— Task objective —
Could every line below be written out exactly as it appears?

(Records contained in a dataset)
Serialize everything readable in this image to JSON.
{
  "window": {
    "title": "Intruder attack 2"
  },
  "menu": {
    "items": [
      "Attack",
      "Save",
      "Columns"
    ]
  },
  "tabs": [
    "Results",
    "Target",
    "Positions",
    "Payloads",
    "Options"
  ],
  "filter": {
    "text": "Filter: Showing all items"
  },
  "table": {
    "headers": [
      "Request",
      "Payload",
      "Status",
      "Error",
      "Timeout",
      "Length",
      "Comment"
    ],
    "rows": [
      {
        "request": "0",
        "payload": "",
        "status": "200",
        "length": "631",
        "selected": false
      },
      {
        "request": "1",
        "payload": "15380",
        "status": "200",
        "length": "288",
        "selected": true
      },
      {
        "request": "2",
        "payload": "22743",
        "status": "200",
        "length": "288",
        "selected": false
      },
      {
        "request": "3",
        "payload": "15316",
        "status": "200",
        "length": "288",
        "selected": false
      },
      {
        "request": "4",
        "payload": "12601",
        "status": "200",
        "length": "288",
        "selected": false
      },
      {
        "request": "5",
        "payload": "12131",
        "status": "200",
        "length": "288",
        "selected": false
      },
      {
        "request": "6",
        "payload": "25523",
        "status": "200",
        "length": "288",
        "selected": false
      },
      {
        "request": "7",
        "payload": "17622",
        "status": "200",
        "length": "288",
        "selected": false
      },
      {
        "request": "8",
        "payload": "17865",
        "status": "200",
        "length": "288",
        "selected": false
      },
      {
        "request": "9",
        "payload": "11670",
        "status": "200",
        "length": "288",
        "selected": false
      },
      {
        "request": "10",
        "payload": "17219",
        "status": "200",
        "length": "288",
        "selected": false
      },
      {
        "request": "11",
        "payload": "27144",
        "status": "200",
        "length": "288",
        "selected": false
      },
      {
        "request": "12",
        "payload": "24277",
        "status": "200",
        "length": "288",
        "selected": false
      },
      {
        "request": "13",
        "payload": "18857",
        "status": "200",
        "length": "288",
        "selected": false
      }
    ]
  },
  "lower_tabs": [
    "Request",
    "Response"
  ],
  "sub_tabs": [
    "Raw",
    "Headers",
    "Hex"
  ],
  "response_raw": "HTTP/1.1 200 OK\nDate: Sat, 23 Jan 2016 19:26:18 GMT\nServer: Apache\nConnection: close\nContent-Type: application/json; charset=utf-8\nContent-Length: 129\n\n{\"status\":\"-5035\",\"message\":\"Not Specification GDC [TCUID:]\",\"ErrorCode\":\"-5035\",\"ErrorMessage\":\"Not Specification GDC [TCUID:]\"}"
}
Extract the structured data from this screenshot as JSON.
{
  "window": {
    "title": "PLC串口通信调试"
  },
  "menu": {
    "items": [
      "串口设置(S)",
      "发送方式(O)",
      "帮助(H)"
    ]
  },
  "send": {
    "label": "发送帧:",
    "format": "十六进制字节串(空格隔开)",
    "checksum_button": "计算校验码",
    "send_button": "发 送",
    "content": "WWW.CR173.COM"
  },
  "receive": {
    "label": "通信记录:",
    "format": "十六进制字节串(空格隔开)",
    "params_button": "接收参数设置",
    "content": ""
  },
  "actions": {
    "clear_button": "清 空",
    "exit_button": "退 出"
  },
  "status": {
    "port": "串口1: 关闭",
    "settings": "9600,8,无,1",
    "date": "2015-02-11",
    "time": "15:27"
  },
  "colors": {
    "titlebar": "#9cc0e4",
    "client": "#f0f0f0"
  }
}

— Answer section —
Serialize everything readable in this image to JSON.
{
  "window": {
    "title": "Intruder attack 2"
  },
  "menu": {
    "items": [
      "Attack",
      "Save",
      "Columns"
    ]
  },
  "tabs": [
    "Results",
    "Target",
    "Positions",
    "Payloads",
    "Options"
  ],
  "filter": {
    "text": "Filter: Showing all items"
  },
  "table": {
    "headers": [
      "Request",
      "Payload",
      "Status",
      "Error",
      "Timeout",
      "Length",
      "Comment"
    ],
    "rows": [
      {
        "request": "0",
        "payload": "",
        "status": "200",
        "length": "631",
        "selected": false
      },
      {
        "request": "1",
        "payload": "15380",
        "status": "200",
        "length": "288",
        "selected": true
      },
      {
        "request": "2",
        "payload": "22743",
        "status": "200",
        "length": "288",
        "selected": false
      },
      {
        "request": "3",
        "payload": "15316",
        "status": "200",
        "length": "288",
        "selected": false
      },
      {
        "request": "4",
        "payload": "12601",
        "status": "200",
        "length": "288",
        "selected": false
      },
      {
        "request": "5",
        "payload": "12131",
        "status": "200",
        "length": "288",
        "selected": false
      },
      {
        "request": "6",
        "payload": "25523",
        "status": "200",
        "length": "288",
        "selected": false
      },
      {
        "request": "7",
        "payload": "17622",
        "status": "200",
        "length": "288",
        "selected": false
      },
      {
        "request": "8",
        "payload": "17865",
        "status": "200",
        "length": "288",
        "selected": false
      },
      {
        "request": "9",
        "payload": "11670",
        "status": "200",
        "length": "288",
        "selected": false
      },
      {
        "request": "10",
        "payload": "17219",
        "status": "200",
        "length": "288",
        "selected": false
      },
      {
        "request": "11",
        "payload": "27144",
        "status": "200",
        "length": "288",
        "selected": false
      },
      {
        "request": "12",
        "payload": "24277",
        "status": "200",
        "length": "288",
        "selected": false
      },
      {
        "request": "13",
        "payload": "18857",
        "status": "200",
        "length": "288",
        "selected": false
      }
    ]
  },
  "lower_tabs": [
    "Request",
    "Response"
  ],
  "sub_tabs": [
    "Raw",
    "Headers",
    "Hex"
  ],
  "response_raw": "HTTP/1.1 200 OK\nDate: Sat, 23 Jan 2016 19:26:18 GMT\nServer: Apache\nConnection: close\nContent-Type: application/json; charset=utf-8\nContent-Length: 129\n\n{\"status\":\"-5035\",\"message\":\"Not Specification GDC [TCUID:]\",\"ErrorCode\":\"-5035\",\"ErrorMessage\":\"Not Specification GDC [TCUID:]\"}"
}
Extract the structured data from this screenshot as JSON.
{
  "window": {
    "title": "PLC串口通信调试"
  },
  "menu": {
    "items": [
      "串口设置(S)",
      "发送方式(O)",
      "帮助(H)"
    ]
  },
  "send": {
    "label": "发送帧:",
    "format": "十六进制字节串(空格隔开)",
    "checksum_button": "计算校验码",
    "send_button": "发 送",
    "content": "WWW.CR173.COM"
  },
  "receive": {
    "label": "通信记录:",
    "format": "十六进制字节串(空格隔开)",
    "params_button": "接收参数设置",
    "content": ""
  },
  "actions": {
    "clear_button": "清 空",
    "exit_button": "退 出"
  },
  "status": {
    "port": "串口1: 关闭",
    "settings": "9600,8,无,1",
    "date": "2015-02-11",
    "time": "15:27"
  },
  "colors": {
    "titlebar": "#9cc0e4",
    "client": "#f0f0f0"
  }
}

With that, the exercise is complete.